▸ EXERCISE INPUT:
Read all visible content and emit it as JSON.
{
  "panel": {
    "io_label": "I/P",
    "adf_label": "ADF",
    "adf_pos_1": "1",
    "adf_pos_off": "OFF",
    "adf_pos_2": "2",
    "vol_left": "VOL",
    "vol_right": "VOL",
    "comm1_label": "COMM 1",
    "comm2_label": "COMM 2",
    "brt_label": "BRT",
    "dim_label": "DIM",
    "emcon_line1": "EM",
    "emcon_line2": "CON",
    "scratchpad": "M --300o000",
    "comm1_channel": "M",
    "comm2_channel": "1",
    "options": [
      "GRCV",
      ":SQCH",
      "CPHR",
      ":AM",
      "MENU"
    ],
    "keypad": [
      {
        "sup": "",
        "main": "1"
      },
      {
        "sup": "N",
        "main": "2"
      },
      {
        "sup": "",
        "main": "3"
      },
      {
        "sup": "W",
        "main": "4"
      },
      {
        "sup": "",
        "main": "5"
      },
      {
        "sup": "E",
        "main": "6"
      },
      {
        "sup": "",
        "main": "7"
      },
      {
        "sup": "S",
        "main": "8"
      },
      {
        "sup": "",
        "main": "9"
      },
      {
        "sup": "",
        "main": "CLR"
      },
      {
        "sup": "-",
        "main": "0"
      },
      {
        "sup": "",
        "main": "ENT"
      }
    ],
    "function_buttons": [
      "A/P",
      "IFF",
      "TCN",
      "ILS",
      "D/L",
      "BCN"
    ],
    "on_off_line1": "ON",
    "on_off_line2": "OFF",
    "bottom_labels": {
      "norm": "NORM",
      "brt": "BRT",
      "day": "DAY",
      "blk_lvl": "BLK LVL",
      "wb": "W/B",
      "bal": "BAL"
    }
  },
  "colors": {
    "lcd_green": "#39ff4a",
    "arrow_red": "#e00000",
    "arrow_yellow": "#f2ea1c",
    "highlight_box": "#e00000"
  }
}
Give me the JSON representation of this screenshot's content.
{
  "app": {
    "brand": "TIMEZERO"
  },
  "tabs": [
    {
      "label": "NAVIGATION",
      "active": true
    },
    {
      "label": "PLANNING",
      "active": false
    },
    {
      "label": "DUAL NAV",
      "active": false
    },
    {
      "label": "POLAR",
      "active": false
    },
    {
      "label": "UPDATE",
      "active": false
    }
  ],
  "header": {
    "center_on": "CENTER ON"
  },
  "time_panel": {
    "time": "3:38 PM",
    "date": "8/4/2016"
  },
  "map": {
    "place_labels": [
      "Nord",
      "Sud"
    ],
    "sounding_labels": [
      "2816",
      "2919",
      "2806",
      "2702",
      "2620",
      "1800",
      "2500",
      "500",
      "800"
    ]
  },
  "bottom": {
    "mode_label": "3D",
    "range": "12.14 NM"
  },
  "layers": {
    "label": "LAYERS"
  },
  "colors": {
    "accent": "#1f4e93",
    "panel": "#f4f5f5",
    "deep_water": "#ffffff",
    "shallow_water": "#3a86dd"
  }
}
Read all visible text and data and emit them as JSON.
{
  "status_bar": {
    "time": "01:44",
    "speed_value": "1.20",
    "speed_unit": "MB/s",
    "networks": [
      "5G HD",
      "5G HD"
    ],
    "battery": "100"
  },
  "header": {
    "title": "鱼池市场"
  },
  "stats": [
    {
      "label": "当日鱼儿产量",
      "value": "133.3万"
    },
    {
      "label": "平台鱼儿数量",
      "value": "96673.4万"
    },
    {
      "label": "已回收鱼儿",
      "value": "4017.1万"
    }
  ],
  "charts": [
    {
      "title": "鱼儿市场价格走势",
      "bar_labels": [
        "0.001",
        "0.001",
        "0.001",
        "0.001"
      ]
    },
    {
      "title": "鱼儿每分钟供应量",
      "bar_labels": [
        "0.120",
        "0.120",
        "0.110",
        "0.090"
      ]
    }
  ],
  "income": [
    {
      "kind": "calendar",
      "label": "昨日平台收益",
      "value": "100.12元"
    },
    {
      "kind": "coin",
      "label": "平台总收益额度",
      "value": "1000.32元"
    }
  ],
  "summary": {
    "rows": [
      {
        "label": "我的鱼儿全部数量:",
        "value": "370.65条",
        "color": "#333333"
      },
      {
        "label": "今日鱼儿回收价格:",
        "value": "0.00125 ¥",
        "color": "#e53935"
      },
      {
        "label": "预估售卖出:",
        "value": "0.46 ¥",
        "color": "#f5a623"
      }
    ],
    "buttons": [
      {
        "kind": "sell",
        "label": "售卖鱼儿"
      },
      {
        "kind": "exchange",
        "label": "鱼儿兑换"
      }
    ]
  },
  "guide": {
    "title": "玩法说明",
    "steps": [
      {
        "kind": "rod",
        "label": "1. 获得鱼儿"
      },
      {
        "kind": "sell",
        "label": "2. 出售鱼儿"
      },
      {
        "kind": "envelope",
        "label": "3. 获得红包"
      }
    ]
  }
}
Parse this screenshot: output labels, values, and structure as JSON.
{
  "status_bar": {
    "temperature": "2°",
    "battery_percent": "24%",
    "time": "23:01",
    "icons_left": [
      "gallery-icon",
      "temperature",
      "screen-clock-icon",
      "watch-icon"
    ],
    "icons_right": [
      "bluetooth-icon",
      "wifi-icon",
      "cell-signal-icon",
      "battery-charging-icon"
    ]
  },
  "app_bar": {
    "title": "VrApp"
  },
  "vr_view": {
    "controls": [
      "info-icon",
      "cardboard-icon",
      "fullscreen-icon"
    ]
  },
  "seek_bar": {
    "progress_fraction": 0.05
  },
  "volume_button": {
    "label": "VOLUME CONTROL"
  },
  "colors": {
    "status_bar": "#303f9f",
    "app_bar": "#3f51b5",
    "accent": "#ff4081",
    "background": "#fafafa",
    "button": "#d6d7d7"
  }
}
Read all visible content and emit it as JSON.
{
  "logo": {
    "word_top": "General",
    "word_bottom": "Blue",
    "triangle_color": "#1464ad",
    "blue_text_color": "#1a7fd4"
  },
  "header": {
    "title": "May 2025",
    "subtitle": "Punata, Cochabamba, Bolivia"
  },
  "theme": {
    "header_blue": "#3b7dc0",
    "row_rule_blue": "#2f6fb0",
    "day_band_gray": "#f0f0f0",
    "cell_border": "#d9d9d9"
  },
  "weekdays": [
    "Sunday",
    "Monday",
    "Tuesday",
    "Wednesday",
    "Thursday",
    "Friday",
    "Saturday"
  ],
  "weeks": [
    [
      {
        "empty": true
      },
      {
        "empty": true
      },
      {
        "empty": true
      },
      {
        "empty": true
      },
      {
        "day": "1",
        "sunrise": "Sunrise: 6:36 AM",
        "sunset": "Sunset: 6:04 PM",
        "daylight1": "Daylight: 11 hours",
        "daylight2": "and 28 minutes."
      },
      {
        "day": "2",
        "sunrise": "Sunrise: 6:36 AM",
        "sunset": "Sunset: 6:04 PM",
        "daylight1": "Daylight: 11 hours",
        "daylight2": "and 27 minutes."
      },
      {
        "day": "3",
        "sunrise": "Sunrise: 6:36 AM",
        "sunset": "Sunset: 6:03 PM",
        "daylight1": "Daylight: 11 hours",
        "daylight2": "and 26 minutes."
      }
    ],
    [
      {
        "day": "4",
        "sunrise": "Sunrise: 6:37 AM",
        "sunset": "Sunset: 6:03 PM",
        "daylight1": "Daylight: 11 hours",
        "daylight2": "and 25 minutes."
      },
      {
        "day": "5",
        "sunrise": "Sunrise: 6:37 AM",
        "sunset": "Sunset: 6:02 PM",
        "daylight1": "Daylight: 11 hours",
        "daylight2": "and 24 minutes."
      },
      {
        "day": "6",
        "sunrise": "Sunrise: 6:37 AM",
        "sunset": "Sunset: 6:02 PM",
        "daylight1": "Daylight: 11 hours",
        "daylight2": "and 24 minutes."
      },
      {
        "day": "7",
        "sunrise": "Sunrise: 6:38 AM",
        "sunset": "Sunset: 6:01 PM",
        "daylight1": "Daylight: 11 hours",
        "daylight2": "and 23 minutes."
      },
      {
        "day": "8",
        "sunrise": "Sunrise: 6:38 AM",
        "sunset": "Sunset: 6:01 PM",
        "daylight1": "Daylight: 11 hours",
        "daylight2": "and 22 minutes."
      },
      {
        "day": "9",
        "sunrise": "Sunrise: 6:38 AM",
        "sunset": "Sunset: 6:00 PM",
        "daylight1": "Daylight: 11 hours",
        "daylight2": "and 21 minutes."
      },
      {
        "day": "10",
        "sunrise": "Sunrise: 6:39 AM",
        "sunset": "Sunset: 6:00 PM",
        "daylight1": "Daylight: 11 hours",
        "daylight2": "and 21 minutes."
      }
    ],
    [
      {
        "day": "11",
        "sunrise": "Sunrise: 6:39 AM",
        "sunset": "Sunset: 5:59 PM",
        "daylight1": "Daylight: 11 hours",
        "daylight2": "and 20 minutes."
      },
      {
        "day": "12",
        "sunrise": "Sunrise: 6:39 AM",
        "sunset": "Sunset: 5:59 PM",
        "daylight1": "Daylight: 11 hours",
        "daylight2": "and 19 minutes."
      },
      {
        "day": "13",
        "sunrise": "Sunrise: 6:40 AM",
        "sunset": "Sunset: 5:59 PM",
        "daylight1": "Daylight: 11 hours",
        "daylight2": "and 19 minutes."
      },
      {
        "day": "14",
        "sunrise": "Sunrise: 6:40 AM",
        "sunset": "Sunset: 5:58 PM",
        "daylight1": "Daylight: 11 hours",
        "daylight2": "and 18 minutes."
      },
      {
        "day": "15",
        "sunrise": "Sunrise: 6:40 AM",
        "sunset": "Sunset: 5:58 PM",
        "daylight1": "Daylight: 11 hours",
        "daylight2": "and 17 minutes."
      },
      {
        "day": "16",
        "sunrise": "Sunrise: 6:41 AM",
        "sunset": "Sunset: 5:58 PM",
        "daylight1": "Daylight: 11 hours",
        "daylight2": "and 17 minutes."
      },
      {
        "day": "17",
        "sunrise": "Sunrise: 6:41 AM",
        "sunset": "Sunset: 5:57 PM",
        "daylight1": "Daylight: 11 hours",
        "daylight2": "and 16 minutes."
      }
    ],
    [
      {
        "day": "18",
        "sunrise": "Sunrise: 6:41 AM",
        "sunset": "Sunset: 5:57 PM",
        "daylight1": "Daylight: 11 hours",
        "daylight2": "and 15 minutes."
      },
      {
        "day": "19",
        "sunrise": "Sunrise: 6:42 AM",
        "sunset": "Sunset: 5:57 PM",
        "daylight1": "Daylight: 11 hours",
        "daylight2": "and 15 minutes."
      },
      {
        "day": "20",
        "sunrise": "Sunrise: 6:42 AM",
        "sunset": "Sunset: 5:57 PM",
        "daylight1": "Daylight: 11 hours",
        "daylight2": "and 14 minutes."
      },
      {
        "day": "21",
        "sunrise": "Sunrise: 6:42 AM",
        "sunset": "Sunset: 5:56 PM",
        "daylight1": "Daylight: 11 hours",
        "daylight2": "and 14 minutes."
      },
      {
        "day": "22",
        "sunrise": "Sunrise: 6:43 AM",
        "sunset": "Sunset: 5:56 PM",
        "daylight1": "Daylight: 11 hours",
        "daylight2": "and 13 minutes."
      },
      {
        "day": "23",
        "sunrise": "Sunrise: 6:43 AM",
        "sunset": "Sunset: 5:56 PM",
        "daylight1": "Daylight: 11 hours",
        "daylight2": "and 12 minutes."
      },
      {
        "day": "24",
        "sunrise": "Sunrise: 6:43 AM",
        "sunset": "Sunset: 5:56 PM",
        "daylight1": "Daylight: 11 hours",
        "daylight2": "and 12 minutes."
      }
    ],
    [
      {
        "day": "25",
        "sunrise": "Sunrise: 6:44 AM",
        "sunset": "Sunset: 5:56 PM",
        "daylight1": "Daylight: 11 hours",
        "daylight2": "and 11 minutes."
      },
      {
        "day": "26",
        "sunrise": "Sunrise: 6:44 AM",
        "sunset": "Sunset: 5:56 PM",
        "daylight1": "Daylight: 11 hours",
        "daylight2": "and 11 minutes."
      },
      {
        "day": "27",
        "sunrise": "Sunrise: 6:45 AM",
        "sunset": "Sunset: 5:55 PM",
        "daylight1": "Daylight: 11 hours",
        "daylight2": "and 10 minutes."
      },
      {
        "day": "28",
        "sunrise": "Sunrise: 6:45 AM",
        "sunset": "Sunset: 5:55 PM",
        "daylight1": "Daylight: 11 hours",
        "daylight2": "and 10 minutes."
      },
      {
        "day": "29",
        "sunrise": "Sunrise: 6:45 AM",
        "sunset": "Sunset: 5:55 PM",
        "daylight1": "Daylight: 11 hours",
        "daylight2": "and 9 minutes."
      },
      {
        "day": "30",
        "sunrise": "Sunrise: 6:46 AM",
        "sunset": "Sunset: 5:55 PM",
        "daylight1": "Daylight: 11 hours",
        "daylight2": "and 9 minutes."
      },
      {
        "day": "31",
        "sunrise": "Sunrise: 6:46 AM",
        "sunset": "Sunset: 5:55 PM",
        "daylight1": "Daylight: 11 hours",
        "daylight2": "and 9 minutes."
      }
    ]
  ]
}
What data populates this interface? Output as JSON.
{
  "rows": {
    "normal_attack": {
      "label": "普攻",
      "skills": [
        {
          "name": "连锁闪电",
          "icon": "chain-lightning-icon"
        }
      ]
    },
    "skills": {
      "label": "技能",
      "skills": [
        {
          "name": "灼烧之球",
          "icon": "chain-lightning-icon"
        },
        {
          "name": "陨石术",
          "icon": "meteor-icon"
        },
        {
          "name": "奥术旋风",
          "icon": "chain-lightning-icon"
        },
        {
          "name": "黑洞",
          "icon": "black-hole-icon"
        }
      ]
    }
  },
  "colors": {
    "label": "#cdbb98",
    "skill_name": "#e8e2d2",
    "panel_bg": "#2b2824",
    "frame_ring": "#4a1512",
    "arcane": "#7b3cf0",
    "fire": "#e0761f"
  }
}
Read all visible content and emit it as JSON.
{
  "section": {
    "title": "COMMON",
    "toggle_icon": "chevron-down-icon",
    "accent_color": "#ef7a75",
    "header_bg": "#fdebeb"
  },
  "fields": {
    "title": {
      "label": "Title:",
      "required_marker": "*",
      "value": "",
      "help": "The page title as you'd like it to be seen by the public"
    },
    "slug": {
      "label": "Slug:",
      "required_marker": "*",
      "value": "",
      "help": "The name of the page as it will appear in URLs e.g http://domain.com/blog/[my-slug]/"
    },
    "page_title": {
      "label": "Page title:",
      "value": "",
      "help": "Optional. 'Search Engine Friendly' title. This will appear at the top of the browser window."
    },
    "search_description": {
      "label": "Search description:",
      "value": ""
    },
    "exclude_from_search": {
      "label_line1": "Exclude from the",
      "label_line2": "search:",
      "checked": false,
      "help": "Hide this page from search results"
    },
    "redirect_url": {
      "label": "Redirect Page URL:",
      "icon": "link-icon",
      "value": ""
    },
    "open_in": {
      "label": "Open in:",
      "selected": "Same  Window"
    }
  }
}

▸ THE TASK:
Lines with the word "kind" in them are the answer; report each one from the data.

▸ SOLUTION:
      "kind": "calendar",
      "kind": "coin",
        "kind": "sell",
        "kind": "exchange",
        "kind": "rod",
        "kind": "sell",
        "kind": "envelope",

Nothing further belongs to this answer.